## DIRECTIONS FOR THIS TASK
Among the entries below, how many lines have the word "footer"? Answer only with the number.

## EXCERPTED RECORDS
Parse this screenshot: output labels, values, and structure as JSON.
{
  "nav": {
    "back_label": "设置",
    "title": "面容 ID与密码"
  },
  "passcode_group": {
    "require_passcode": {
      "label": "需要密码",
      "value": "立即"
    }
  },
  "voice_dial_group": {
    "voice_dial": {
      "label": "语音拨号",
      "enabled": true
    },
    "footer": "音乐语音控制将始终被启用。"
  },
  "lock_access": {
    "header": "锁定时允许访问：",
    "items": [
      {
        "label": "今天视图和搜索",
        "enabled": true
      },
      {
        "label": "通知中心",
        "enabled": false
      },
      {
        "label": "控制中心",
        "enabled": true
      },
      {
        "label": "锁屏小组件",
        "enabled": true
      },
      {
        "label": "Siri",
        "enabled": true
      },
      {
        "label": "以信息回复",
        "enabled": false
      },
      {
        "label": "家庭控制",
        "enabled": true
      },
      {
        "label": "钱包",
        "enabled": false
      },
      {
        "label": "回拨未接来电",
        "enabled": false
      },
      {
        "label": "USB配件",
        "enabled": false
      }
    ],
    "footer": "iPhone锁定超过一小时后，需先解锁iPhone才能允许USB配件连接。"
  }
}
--
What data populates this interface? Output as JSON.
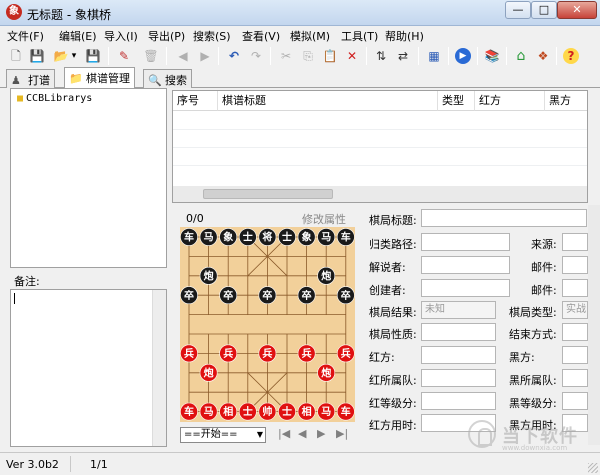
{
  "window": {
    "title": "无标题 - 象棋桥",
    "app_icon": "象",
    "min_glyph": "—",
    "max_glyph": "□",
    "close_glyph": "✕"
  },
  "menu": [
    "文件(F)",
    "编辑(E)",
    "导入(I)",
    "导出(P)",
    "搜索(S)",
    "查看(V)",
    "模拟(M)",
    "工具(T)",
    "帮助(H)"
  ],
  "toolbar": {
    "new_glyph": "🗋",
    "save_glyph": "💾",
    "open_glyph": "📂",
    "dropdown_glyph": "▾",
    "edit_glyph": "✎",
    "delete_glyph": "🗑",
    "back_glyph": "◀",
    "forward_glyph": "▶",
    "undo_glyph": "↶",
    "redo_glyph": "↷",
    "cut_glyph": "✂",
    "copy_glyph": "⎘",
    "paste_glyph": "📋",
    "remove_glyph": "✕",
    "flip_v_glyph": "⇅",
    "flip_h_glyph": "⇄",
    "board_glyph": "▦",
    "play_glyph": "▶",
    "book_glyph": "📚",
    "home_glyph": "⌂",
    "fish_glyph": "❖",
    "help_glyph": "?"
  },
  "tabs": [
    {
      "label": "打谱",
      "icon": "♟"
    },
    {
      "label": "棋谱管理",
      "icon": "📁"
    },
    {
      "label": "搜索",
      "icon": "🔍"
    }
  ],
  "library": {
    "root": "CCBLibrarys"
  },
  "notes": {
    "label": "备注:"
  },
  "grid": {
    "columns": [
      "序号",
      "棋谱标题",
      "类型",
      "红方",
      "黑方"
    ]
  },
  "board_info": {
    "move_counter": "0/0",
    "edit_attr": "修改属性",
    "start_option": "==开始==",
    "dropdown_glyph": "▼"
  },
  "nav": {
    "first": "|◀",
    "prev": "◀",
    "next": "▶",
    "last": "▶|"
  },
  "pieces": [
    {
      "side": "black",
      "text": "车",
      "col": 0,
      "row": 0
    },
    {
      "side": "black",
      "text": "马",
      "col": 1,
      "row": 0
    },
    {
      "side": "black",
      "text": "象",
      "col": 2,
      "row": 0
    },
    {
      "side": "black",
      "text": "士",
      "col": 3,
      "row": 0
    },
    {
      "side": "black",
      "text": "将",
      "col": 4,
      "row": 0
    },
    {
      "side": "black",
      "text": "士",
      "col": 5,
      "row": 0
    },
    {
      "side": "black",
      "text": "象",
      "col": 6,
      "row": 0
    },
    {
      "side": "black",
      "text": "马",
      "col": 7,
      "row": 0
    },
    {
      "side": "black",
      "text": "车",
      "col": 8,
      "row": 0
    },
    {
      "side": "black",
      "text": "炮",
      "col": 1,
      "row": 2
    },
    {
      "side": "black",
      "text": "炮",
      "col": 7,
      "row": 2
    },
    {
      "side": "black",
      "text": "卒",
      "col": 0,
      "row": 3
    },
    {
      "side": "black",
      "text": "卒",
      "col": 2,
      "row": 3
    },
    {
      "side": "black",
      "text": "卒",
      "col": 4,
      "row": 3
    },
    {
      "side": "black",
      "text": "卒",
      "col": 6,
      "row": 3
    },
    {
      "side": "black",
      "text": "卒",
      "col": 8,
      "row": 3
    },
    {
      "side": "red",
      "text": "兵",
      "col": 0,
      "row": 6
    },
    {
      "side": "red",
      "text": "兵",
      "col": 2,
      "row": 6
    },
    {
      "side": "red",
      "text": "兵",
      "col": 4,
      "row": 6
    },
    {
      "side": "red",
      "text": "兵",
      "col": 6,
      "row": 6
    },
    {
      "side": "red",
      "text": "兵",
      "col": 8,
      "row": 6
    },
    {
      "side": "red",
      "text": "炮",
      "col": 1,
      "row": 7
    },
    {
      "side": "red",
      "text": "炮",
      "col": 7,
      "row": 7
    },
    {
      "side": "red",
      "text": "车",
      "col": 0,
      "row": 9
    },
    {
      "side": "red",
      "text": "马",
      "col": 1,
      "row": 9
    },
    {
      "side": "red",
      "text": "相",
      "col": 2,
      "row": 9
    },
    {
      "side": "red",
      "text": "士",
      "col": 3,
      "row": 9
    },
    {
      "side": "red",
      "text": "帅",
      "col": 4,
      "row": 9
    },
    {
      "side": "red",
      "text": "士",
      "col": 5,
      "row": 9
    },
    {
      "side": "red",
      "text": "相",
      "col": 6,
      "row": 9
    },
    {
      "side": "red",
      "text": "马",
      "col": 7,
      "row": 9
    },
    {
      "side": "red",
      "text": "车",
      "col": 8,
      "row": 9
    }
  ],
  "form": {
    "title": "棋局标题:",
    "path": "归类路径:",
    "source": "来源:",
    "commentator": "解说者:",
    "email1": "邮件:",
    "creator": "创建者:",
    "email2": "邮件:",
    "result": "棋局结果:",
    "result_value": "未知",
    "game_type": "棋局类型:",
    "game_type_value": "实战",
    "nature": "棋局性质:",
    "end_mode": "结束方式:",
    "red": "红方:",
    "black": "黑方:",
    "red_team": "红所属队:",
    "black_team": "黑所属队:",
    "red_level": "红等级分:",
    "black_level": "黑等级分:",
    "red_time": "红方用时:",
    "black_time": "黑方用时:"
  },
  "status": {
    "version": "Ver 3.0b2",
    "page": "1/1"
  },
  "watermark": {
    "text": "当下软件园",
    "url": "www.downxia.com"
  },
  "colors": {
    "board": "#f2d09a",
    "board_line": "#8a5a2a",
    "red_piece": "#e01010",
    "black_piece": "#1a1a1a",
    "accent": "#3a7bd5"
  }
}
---
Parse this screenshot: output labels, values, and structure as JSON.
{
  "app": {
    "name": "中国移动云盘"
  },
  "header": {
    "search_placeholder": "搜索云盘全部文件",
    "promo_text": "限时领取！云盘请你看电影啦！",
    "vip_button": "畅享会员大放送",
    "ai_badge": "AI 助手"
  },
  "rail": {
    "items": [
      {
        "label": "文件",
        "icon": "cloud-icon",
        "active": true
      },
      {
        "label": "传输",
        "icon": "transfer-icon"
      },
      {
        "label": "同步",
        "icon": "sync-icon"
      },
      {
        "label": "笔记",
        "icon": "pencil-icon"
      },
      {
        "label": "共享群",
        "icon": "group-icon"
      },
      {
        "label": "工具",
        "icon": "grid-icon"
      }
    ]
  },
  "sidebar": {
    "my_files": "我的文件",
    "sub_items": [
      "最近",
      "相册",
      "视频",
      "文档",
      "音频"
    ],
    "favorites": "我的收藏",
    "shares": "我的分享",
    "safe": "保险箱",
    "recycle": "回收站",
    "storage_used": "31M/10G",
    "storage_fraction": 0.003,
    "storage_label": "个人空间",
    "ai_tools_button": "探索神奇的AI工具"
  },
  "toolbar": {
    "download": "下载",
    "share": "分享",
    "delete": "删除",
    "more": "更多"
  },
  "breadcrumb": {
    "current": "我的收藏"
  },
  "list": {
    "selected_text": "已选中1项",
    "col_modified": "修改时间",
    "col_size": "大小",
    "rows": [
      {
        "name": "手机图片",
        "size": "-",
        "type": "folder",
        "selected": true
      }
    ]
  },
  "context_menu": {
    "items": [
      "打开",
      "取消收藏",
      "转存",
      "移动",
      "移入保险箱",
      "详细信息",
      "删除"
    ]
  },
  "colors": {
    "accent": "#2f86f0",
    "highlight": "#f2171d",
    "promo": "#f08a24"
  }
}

## RESPONSE TO THIS EXERCISE
2